## Exercise brief
Go through the listing below and return each line that includes "data".

## Entries supplied
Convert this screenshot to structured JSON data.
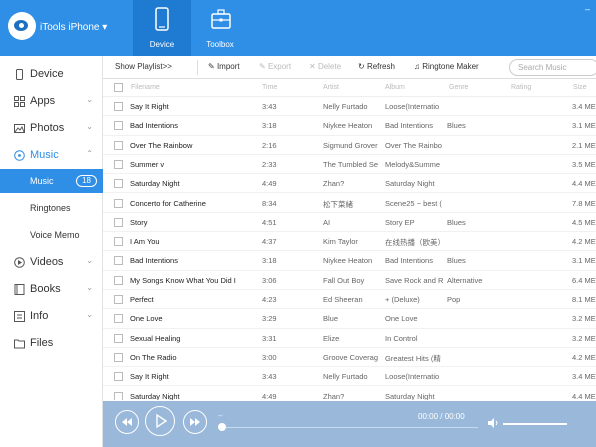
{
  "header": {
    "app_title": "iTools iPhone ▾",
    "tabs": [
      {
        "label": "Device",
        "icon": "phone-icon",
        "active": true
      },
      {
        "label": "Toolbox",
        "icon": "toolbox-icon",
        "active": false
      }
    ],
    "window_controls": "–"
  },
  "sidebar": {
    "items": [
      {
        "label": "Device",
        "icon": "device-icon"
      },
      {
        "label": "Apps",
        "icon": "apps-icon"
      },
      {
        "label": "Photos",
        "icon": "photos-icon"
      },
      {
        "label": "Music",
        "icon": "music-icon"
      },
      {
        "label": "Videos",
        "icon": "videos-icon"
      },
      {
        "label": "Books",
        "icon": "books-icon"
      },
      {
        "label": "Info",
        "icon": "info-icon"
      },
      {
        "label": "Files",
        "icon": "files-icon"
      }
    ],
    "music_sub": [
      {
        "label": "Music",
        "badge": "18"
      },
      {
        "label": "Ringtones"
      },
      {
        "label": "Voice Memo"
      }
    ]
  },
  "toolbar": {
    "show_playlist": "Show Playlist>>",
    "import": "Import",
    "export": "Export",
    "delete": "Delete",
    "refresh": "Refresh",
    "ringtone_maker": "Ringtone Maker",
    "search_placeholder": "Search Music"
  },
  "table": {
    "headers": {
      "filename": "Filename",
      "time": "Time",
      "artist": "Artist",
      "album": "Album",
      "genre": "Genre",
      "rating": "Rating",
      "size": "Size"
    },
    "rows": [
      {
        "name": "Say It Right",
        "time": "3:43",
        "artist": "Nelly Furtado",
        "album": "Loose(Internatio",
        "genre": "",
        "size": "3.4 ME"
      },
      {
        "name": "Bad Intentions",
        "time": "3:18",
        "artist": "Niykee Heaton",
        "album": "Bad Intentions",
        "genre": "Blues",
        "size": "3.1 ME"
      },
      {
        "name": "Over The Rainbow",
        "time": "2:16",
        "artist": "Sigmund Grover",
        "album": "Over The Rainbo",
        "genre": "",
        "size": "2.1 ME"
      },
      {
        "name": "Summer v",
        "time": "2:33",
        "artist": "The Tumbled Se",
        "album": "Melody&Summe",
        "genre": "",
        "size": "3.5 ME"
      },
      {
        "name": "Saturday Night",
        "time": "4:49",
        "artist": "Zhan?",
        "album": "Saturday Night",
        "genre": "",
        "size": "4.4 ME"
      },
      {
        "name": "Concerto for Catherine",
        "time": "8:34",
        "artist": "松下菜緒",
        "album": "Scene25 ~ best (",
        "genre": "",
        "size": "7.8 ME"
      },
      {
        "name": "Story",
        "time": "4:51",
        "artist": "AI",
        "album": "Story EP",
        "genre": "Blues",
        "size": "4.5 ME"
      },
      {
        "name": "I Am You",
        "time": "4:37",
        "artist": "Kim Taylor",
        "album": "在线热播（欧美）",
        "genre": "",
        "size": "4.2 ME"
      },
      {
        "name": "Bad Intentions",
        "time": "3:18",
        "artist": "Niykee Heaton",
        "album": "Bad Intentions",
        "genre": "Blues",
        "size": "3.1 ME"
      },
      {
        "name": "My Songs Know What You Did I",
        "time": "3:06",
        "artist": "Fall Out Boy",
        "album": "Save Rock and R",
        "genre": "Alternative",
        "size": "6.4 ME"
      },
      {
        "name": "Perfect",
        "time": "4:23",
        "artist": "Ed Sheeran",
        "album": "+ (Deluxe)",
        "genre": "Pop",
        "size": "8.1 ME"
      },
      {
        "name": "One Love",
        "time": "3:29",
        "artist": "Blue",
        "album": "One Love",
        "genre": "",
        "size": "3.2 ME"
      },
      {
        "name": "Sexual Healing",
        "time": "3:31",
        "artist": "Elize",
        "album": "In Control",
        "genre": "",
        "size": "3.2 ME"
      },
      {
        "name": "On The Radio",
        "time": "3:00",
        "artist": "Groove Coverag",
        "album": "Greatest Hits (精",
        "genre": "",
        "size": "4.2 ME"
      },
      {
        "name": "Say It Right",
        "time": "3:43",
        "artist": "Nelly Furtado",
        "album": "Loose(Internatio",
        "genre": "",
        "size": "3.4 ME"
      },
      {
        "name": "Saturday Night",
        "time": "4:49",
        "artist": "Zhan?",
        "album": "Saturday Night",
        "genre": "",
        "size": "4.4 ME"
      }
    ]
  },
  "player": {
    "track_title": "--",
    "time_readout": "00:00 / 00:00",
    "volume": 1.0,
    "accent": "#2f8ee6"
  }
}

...

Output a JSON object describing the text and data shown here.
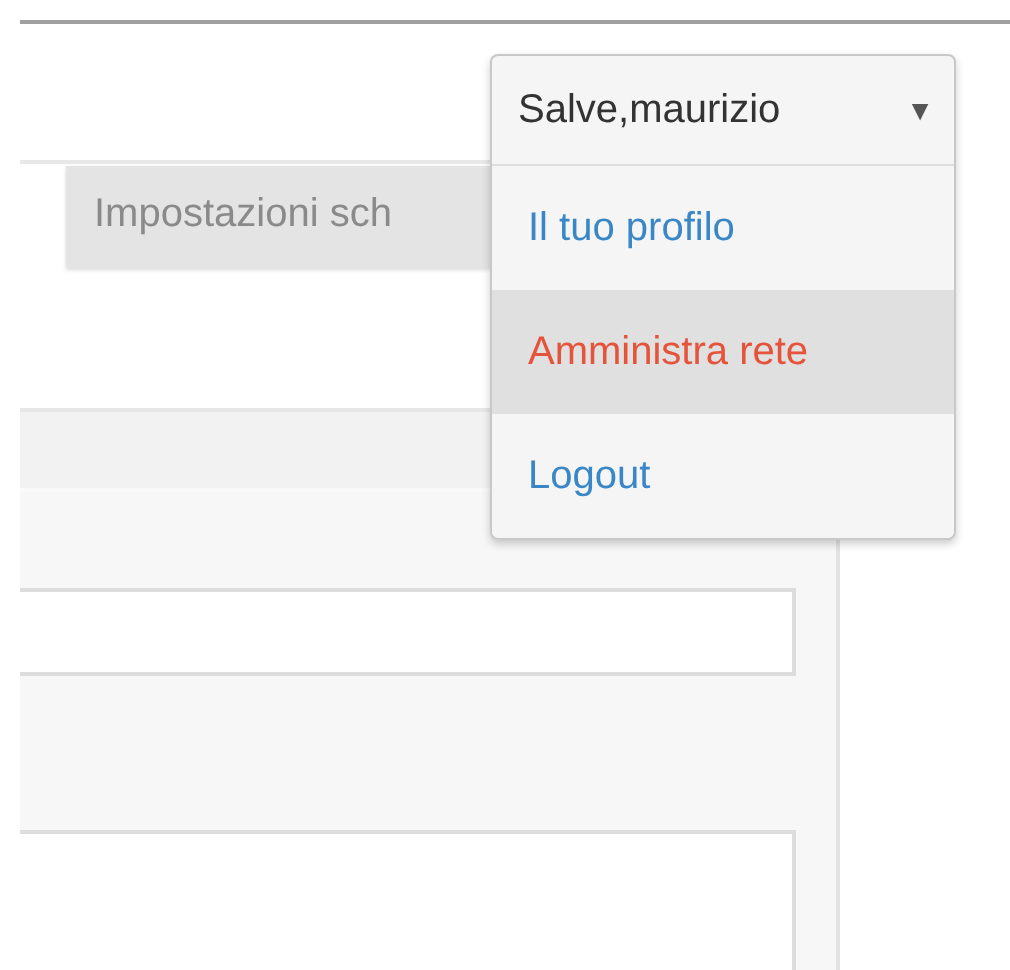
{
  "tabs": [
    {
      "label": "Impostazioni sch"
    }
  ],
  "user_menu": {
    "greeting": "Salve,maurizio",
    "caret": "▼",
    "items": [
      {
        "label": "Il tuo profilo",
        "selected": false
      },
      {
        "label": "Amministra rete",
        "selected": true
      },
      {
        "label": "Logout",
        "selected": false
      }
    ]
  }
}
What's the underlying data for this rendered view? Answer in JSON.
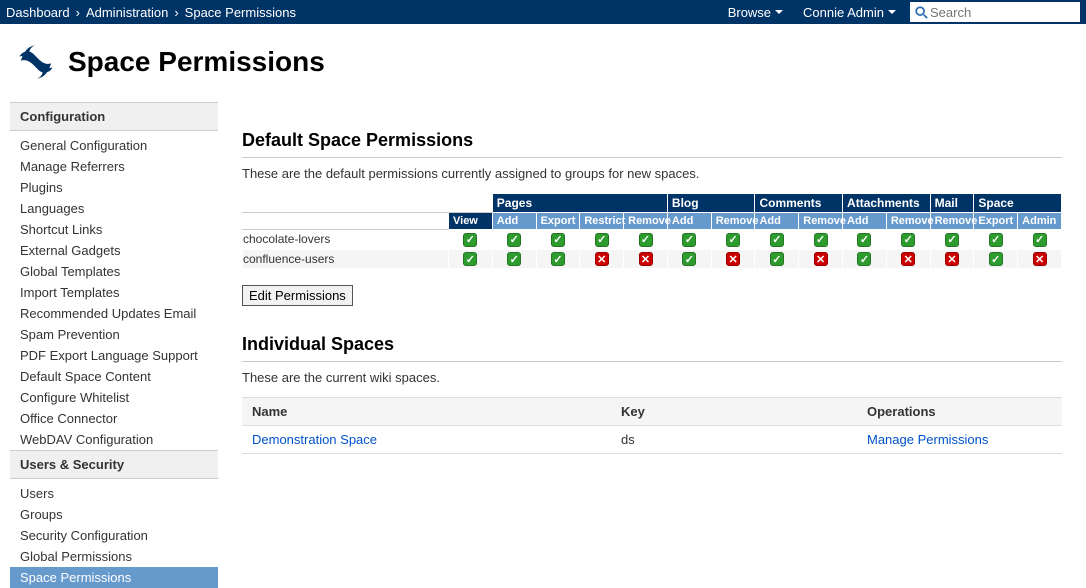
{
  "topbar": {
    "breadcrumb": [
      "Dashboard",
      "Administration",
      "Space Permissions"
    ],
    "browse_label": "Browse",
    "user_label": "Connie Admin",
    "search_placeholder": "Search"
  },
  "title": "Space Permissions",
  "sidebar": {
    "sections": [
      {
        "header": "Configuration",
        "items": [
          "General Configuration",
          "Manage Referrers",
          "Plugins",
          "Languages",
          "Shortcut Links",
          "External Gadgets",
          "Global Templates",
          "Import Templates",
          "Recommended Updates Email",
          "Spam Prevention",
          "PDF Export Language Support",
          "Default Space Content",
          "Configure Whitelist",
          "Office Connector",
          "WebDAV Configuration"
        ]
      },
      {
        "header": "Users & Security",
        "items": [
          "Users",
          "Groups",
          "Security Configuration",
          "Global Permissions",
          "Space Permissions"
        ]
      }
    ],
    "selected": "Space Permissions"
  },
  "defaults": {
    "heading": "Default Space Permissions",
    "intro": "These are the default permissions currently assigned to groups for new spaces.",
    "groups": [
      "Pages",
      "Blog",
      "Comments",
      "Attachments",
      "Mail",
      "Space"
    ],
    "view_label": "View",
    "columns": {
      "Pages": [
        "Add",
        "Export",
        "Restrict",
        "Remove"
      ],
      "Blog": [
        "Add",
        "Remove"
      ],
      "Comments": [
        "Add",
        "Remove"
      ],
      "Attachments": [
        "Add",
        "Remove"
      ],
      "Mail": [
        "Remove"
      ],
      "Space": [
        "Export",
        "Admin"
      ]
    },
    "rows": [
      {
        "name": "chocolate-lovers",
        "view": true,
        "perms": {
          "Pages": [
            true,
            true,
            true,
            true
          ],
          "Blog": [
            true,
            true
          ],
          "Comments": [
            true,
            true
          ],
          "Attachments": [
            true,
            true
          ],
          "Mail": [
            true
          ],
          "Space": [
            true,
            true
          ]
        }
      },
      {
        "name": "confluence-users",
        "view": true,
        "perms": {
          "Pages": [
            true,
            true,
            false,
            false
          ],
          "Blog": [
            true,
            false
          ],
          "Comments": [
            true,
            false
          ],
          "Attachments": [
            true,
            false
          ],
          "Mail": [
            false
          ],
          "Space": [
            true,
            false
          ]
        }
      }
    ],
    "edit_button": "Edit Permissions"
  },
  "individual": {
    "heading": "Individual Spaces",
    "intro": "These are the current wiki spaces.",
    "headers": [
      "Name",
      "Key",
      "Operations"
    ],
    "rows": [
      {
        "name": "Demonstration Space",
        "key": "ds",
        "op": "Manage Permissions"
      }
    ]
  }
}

## The completed task
Convert this screenshot to structured JSON data.
Output a JSON object describing the text and data shown here.
What's the underlying data for this rendered view? Answer in JSON.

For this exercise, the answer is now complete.